=== Task input ===

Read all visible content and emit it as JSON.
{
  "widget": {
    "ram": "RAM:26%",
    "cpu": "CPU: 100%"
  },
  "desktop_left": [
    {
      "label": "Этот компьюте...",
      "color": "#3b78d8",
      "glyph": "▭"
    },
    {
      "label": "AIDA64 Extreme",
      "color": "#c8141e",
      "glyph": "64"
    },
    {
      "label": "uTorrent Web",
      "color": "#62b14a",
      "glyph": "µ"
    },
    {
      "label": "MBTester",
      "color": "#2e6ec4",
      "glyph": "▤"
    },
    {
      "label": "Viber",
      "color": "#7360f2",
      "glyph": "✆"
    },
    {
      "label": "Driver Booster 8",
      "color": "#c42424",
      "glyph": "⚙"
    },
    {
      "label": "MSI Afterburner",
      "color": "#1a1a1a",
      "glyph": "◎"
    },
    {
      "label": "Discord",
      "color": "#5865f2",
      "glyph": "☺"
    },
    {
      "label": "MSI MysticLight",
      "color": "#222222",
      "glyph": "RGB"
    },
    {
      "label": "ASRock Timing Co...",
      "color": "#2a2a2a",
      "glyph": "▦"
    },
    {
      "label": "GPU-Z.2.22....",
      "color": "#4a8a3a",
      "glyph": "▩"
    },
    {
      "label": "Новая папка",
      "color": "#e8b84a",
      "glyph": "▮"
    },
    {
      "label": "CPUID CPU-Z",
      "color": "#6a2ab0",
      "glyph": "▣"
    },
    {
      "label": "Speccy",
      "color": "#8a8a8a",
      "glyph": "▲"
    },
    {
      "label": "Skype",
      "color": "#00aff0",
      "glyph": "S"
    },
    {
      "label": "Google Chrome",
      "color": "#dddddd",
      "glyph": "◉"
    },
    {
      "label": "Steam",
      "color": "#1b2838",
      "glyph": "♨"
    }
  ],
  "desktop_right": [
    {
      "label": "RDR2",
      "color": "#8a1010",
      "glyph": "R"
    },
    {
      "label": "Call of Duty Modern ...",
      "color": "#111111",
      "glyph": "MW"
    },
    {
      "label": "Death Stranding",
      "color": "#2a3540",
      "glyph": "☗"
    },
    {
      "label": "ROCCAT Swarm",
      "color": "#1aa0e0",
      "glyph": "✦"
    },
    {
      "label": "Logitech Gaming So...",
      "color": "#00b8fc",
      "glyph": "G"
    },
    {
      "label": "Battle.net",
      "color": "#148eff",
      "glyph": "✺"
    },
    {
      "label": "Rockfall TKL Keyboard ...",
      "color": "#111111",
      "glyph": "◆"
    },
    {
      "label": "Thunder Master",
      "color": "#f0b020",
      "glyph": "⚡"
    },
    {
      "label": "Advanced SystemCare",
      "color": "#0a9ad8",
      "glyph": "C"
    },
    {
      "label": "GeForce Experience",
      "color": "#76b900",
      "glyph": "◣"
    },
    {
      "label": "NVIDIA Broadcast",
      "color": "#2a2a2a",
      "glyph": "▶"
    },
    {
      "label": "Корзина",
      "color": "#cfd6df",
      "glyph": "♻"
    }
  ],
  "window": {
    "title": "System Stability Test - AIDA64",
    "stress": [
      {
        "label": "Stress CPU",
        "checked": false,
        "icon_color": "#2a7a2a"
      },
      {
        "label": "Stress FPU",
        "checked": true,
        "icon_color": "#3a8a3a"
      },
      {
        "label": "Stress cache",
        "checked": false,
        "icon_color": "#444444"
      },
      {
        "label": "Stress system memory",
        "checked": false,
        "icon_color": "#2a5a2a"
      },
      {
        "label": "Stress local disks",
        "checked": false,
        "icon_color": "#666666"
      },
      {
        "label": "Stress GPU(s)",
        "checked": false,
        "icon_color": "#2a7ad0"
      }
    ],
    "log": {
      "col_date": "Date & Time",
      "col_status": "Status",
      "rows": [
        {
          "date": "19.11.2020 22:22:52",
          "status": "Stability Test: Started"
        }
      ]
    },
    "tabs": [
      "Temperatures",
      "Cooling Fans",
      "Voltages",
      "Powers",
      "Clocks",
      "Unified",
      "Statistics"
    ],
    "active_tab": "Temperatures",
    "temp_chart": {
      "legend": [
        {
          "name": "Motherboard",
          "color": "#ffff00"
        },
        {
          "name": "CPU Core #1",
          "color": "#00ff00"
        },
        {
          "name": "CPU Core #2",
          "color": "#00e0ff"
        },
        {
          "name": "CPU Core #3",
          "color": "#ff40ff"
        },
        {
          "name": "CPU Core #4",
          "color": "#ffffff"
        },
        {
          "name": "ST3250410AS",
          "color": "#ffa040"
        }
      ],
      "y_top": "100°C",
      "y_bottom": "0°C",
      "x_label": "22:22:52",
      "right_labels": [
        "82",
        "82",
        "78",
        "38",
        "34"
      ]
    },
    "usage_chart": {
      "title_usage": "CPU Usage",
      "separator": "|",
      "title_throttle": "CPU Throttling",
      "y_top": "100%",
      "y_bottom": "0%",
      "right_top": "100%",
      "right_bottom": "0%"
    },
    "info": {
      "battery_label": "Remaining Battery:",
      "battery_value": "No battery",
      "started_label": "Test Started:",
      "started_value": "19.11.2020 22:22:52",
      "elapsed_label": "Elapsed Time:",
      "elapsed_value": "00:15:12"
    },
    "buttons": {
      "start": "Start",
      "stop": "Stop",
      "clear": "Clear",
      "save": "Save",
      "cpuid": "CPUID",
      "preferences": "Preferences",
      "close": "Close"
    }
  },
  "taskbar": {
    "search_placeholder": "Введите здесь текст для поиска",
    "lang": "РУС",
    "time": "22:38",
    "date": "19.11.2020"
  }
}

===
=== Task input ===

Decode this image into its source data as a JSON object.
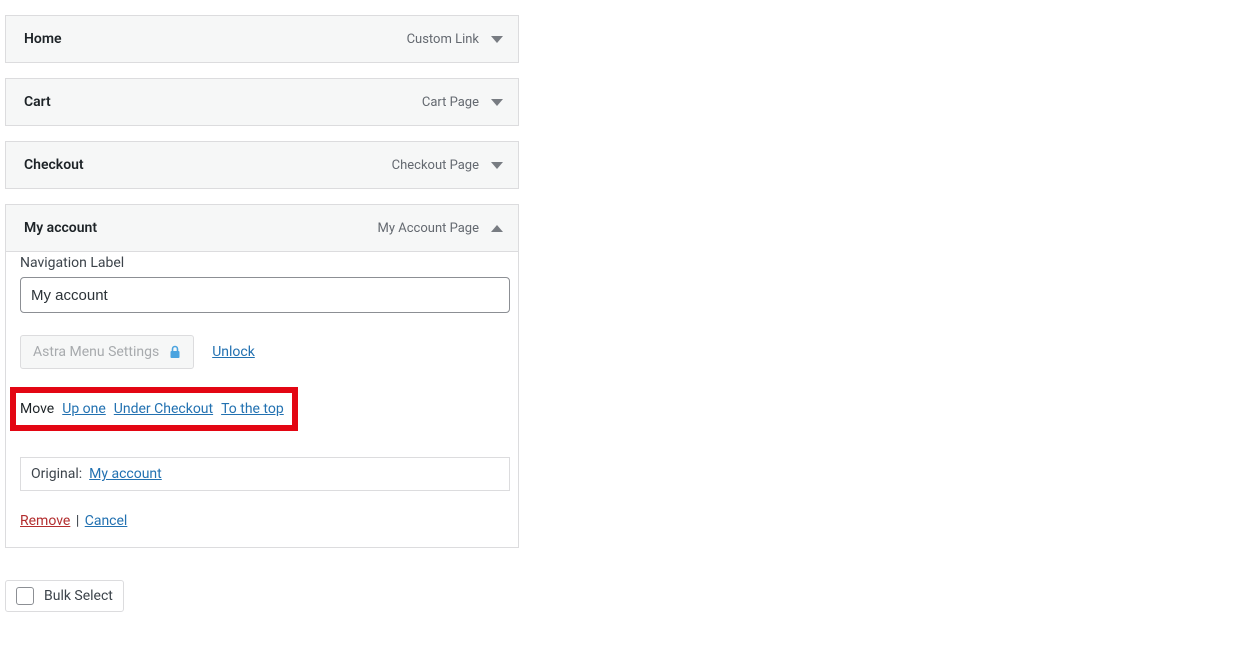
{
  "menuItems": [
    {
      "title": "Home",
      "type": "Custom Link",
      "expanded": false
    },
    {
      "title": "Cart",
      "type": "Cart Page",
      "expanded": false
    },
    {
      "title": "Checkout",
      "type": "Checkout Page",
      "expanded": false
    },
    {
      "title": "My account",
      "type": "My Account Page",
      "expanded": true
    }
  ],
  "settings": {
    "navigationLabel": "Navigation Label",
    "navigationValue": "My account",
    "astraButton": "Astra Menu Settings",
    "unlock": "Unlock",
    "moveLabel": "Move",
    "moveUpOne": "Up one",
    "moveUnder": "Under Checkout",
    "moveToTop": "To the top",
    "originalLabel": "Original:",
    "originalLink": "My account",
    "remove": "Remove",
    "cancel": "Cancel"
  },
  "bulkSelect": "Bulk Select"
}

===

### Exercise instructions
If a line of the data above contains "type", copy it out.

### Answer to the problem
      "type": "Custom Link",
      "type": "Cart Page",
      "type": "Checkout Page",
      "type": "My Account Page",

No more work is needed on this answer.